DDU (Delivered Duty Unpaid) means that the seller delivers the goods to the buyer at the designated destination for disposal without going through import procedures or unloading the goods from the delivery vehicle, which means the delivery is completed. The seller shall bear all risks and costs of transporting the goods to the designated destination, excluding any taxes and fees payable for imports in the destination country when customs formalities are required (including the responsibilities and risks of customs formalities, and the payment of handling fees , Duties, taxes and other fees).
In DDU, the seller needs to bear a lot of risks and costs, including shipboard risks and destination port delivery risks. The buyer only needs to bear taxes and fees and the costs and risks caused by the failure to timely import the goods and customs clearance procedures. For our sellers, it is actually very risky. The charges at the destination port will not be as transparent and clear as in our country. After all, we don't know the charge standards for the destination, and the delivery fee is estimated to be enough for us.
DDP (Delivered Duty Paid): refers to the delivery after duty paid at the port of destination. Duty paid delivery means that the seller completes import customs clearance procedures at the designated destination and delivers the goods that have not been unloaded on the delivery vehicle to the buyer , Complete delivery. The seller must bear all risks and costs of transporting the goods to the designated destination, including any taxes and fees that should be paid at the destination when customs procedures are required.

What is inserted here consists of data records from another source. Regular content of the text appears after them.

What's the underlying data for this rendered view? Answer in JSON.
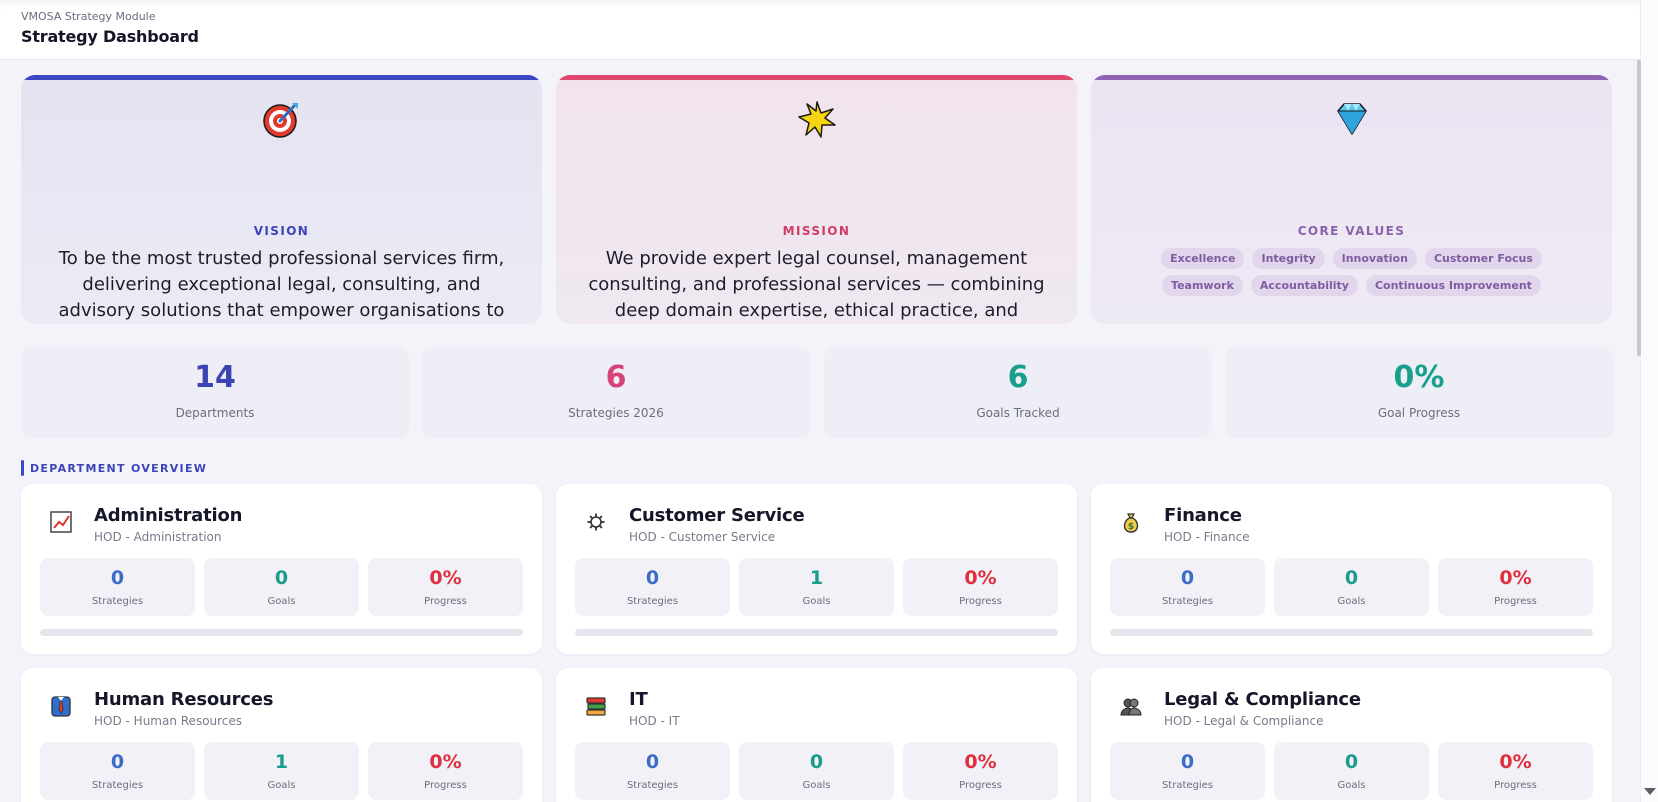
{
  "header": {
    "module": "VMOSA Strategy Module",
    "title": "Strategy Dashboard"
  },
  "vision": {
    "icon": "target-icon",
    "label": "VISION",
    "text": "To be the most trusted professional services firm, delivering exceptional legal, consulting, and advisory solutions that empower organisations to navigate complexity and achieve their strategic goals.",
    "color": "#3d47c3"
  },
  "mission": {
    "icon": "star-burst-icon",
    "label": "MISSION",
    "text": "We provide expert legal counsel, management consulting, and professional services — combining deep domain expertise, ethical practice, and technology-enabled delivery to solve our clients most challenging problems.",
    "color": "#e0476f"
  },
  "values": {
    "icon": "diamond-icon",
    "label": "CORE VALUES",
    "items": [
      "Excellence",
      "Integrity",
      "Innovation",
      "Customer Focus",
      "Teamwork",
      "Accountability",
      "Continuous Improvement"
    ],
    "color": "#8e63b5"
  },
  "stats": [
    {
      "value": "14",
      "label": "Departments",
      "color": "#3a44b5"
    },
    {
      "value": "6",
      "label": "Strategies 2026",
      "color": "#d6427a"
    },
    {
      "value": "6",
      "label": "Goals Tracked",
      "color": "#19a08d"
    },
    {
      "value": "0%",
      "label": "Goal Progress",
      "color": "#19a08d"
    }
  ],
  "section": {
    "title": "DEPARTMENT OVERVIEW"
  },
  "departments": [
    {
      "name": "Administration",
      "hod": "HOD - Administration",
      "icon": "chart-increasing-icon",
      "strategies": "0",
      "goals": "0",
      "progress": "0%",
      "progress_fraction": 0,
      "labels": [
        "Strategies",
        "Goals",
        "Progress"
      ]
    },
    {
      "name": "Customer Service",
      "hod": "HOD - Customer Service",
      "icon": "gear-icon",
      "strategies": "0",
      "goals": "1",
      "progress": "0%",
      "progress_fraction": 0,
      "labels": [
        "Strategies",
        "Goals",
        "Progress"
      ]
    },
    {
      "name": "Finance",
      "hod": "HOD - Finance",
      "icon": "money-bag-icon",
      "strategies": "0",
      "goals": "0",
      "progress": "0%",
      "progress_fraction": 0,
      "labels": [
        "Strategies",
        "Goals",
        "Progress"
      ]
    },
    {
      "name": "Human Resources",
      "hod": "HOD - Human Resources",
      "icon": "person-tie-icon",
      "strategies": "0",
      "goals": "1",
      "progress": "0%",
      "progress_fraction": 0,
      "labels": [
        "Strategies",
        "Goals",
        "Progress"
      ]
    },
    {
      "name": "IT",
      "hod": "HOD - IT",
      "icon": "books-stack-icon",
      "strategies": "0",
      "goals": "0",
      "progress": "0%",
      "progress_fraction": 0,
      "labels": [
        "Strategies",
        "Goals",
        "Progress"
      ]
    },
    {
      "name": "Legal & Compliance",
      "hod": "HOD - Legal & Compliance",
      "icon": "people-silhouette-icon",
      "strategies": "0",
      "goals": "0",
      "progress": "0%",
      "progress_fraction": 0,
      "labels": [
        "Strategies",
        "Goals",
        "Progress"
      ]
    }
  ]
}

Under the DDP trade term, the buyer is equivalent to sitting and waiting for the goods, but the DDU seller has the greatest responsibility. Under normal circumstances, I would not choose to do DDP. If it is not mandatory for the customer to do it, I will persuade the customer to do CIF. We have no way to control customs clearance at the port of destination. Once customs clearance is not clear, all the expenses will be paid We bear it, because our sellers need to bear all the risks in the process of delivering the goods to the designated destination, and also need to go through the customs clearance procedures at the destination port, and pay taxes, handling fees and other fees.
EXW has the least risk, almost no risk, as long as the goods are delivered to the customer's designated freight forwarder in the factory. Let's take a look at what the least risky trade term looks like:
EXW (EX works) factory delivery means that when the seller delivers the goods to the buyer at its location or other designated locations (such as a workshop, factory or warehouse), the delivery is completed, and the seller does not go through export customs clearance procedures or The goods are loaded on any means of transportation.
The term is the least risky term for our seller, but the buyer must bear all the costs and risks of receiving the goods at the seller’s place, just like we do DDP, so if you can do EXW, don’t take DDP.
The choice of trade terms determines our risk, so we must pay special attention.